In an opening scene of Zach Braff’s film, Garden State , a plane is spiraling downward to its fiery doom, while in the cabin Braff’s character Andrew Largeman calmly adjusts the air control nozzle above his seat. Upon awakening from this bizarre dream Largeman’s nightmare comes to life when his father phones to inform him of his mother’s death and he reacts by quietly heading off to his job as a waiter at a Chinese restaurant.
Jarring contrasts like this are at the heart of Garden State, a brash, moving and wickedly funny dark comedy that Braff, a veteran of NBC’s Scrubs , wrote and directed himself. In his directorial debut, Braff tells the story of twenty-somethings who are lost not only in the world of adulthood but to themselves as well.
Largeman, a struggling actor in LA, returns home to New Jersey to attend his mother’s funeral, but his visit with family and friends re-opens old wounds—and creates some new ones too. His hometown friends and he live chemically controlled lives. Through prescribed anti-depressants and recreational drugs they dull their world and numb themselves to life’s ambiguities.
Upon his return home, Largeman discovers that his paraplegic mother died by drowning in the bathtub (hints of suicide appear throughout the film, though they’re never confirmed). Since the onset of his mother’s paralysis when he was just nine, his psychiatrist father medicated him with dozens of anti-psychotics that have kept the raw feelings at bay. As a result, he has never quite dealt with the painful feelings spawned by the events surrounding her disability. He is an emotionally frozen actor who not only can’t feel; he can’t even fake real emotions. Unsurprisingly, his career is stalled–the only role he’s landed is that of a retarded boy in a melodrama.

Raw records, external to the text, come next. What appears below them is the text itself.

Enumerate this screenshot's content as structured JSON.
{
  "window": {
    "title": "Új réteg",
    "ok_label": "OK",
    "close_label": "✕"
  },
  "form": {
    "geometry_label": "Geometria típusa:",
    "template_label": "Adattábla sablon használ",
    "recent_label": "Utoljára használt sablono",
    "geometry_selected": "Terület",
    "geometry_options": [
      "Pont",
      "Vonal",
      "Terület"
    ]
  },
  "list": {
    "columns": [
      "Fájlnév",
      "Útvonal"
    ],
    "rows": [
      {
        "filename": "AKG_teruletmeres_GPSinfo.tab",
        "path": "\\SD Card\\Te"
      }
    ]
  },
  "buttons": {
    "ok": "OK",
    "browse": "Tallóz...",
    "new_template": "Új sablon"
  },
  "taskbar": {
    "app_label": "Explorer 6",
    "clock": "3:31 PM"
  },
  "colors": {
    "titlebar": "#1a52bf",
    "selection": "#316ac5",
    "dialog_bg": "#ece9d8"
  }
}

When he travels back to New Jersey, Largeman leaves his drugs behind and his feelings begin to surface. But going off his medication also brings on blinding headaches and while sitting in a neurologist’s waiting room he meets Sam (Natalie Portman) an epileptic who talks incessantly and is a pathological liar. She pushes Andrew to share all that is beneath the surface, even to the point of reacting with tears when Andrew tells her the story of his mother’s death. Together they pull out each other’s emotions and forge a somewhat therapeutic bond. Though the manic, chattering Sam is an interesting complement to the highly depressed Andrew, the story strains the limits of credibility at times by making too much out of their short-term romance–it comes off as sappy and contrived.
Still, Sam is nicely played by Portman, and Peter Sarsgaard, is convincing as Andrew’s grave digging–and grave robbing–burnout friend, Mark. Garden State makes a powerful case against psychiatric curative culture that all of us participate in to some extent. But while medicine can help mask much of the feelings that are crucial to being fully alive, Sam’s constant banter also reminds us that we can hide behind our words by filling empty spaces with shallow, pointless chatter as well. At times, Garden State goes too far in banging home its message about the dulling effects of anti-depressants–many people legitimately need medication to remain stable and, unfortunately, I can imagine lots of bi-polar teens throwing out their lithium after seeing this film. But, overall, Braff’s first foray into writing, directing and starring in his own film yields well-crafted and hysterically funny results.